In fact, the idea that naval architecture schools format designers is the farthest thing from Espen Oeino’s mind. “You learn to ask the right questions and to put things into perspective. Things have to be realistic. Some projects are completely hare-brained. Boats are not houses. They have to be seaworthy”. Which doesn’t mean that Oeino is against self-taught designers. “It’s the individual that makes the difference. It’s not enough to be a good technician. It takes mental input to be the best”. With his degree tucked under his arm, the young architect headed even further south, all the way to Antibes where he learned to ropes with the respected Martin Francis. With him, he discovered fundamental design principles and the importance of lunching every day at the office, to relax and talk shop.
Rise to fame
Nowadays, his busy travel schedule leaves little time to have lunch with his team, but a good atmosphere at the office is still a priority. The team is an odd mix of designers, architects, mechanical engineers, an ex-skipper and a former cruise liner officer. His huge, new open space office in Monaco is full of people speaking French, English, Italian, American, South African, Brazilian and Norwegian. So how did he recruit his fourteen team members, and how did he choose his right hand man, Pierre Perben, affectionately known as Harry Potter “because of his glasses”? “Candidates must be non-smokers,” he answers, then more seriously, “I need to know if the person will fit in with the rest of the team, because when the going gets tough, synergy is key”.
Tough, like cancelled orders for example, or overdue payments, or spending an entire year without a single new project like in 2009. Nevertheless, the design office survived the worst of the crisis and last Christmas, a new order arrived, and not just any order: Espen and his team are currently working on a 140-metre yacht. As usual, Oeino drafted the plans by hand then the rest of the team took over. “I always start by designing how the space will be organised. What you journalists call the “lines” only appear at the end. I start with the decks and the longitudinal cross-section. We rarely work deliberately on a specific style, which is why I don’t believe there is an Espen Oeino style”. That being said, every project bearing his signature is one of a kind, and this is a reputation that Oeino is careful to conserve. His rise to fame began with the breathtaking Skat, his pride and joy. “I designed her over ten years ago and she still looks as modern as ever. Nobody is indifferent to this yacht. You either love her or hate her. That’s why the design was so controversial, a bit like Enigma ex Eco. I like Silver a lot too, because she’s different”.
Words of wisdom

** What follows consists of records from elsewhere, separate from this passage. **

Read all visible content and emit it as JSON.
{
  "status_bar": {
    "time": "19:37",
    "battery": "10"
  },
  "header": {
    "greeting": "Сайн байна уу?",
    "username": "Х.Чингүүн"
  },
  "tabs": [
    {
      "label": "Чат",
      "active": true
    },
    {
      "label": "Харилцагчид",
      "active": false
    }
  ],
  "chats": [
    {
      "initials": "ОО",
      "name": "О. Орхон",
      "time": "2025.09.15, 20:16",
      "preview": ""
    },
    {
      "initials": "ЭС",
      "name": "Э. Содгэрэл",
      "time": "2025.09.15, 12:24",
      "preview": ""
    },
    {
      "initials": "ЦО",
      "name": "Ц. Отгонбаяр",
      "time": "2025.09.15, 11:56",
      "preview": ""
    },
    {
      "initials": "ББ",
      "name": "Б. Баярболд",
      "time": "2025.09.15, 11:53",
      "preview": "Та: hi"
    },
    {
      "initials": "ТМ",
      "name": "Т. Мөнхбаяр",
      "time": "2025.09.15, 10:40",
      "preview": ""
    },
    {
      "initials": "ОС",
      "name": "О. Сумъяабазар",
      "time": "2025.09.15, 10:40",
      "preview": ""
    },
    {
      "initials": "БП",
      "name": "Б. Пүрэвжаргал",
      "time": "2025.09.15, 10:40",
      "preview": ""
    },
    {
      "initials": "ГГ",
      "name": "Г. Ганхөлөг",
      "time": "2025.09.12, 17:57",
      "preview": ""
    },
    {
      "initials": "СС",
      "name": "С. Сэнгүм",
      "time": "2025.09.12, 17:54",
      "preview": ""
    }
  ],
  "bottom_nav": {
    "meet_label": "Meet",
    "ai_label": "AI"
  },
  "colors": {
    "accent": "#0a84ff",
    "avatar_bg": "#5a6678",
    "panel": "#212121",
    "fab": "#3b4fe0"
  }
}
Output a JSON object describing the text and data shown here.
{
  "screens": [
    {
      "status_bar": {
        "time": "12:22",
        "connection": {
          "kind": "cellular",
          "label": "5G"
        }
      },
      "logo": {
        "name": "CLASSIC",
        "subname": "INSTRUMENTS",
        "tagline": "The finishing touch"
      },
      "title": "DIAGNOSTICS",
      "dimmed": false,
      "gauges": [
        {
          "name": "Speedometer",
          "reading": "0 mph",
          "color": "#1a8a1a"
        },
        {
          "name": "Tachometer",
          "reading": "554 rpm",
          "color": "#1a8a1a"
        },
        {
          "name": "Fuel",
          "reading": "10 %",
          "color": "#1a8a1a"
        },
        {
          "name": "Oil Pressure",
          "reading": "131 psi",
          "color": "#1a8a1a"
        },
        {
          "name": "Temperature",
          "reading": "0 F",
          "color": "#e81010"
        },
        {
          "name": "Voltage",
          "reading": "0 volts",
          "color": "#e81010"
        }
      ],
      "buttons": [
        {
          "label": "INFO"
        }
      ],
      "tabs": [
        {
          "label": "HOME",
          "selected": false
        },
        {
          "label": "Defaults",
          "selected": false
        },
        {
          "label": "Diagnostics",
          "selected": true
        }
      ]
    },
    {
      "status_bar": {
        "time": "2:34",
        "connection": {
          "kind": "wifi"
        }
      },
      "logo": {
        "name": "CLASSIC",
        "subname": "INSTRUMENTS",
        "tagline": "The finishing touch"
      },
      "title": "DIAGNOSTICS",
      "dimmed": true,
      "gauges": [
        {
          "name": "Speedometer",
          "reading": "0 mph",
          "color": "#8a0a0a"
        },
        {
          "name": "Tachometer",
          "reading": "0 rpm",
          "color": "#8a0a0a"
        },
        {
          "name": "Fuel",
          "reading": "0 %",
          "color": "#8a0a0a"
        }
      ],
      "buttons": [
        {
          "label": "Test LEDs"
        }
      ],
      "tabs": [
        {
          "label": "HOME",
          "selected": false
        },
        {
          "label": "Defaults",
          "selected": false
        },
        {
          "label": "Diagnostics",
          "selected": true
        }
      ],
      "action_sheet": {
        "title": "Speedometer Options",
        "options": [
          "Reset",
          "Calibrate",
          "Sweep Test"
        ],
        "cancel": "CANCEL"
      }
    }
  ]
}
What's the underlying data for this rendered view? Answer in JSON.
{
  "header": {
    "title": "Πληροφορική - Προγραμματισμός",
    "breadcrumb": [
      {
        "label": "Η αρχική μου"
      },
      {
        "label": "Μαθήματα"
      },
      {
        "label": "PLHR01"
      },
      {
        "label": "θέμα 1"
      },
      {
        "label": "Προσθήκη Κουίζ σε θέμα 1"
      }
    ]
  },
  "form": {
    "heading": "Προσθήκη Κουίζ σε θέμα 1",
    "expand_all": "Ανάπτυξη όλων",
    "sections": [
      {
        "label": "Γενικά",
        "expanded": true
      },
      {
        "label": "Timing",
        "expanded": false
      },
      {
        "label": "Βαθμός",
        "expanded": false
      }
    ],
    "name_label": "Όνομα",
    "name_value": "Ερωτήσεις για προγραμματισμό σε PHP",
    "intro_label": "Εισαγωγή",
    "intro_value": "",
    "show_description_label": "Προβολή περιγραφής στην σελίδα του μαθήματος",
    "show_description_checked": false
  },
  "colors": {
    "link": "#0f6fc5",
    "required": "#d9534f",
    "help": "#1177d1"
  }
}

Espen Oeino never makes a casual remark. Like his yachts, everything is carefully thought through, which is why he refuses to launch into interior design: “I have no feeling for it”. And sailing yachts? “Not my thing”. Submarines? “That’s a serious thing that requires a qualified crew. It’s not a toy to be pushed to the limits”. On the other hand, Espen Oeino is learning to fly helicopters and experimenting with other products, like a chronograph watch for Swiss brand Scalfaro. “In times of crisis, you have to diversify. I’m in the process of thinking about other products, like cuff-links and furniture”. The designer is just as reasonable when it comes to buying his own yacht. “I’d like to own an expedition yacht. I don’t like to think in terms of length. It’s the design that counts, but I think that yachts over 60 metres have difficulty getting into port”. And if he had to change careers, Oeino would opt to become a mountain guide.
The bay windows of Espen Oeino’s spacious and meticulously tidy office look out over the superyachts in Monaco’s Port Hercule, some of which he designed himself. Contemplating them, perhaps he thinks back to the industrial docklands of the family’s home on Stord Island, or to his other passion, downhill skiing? Espen Oeino excels at remaining simple. His warm handshake, welcoming, natural demeanour and fjord-blue eyes are all as authentic as his innate talent that has put him on top of the world.
– KL –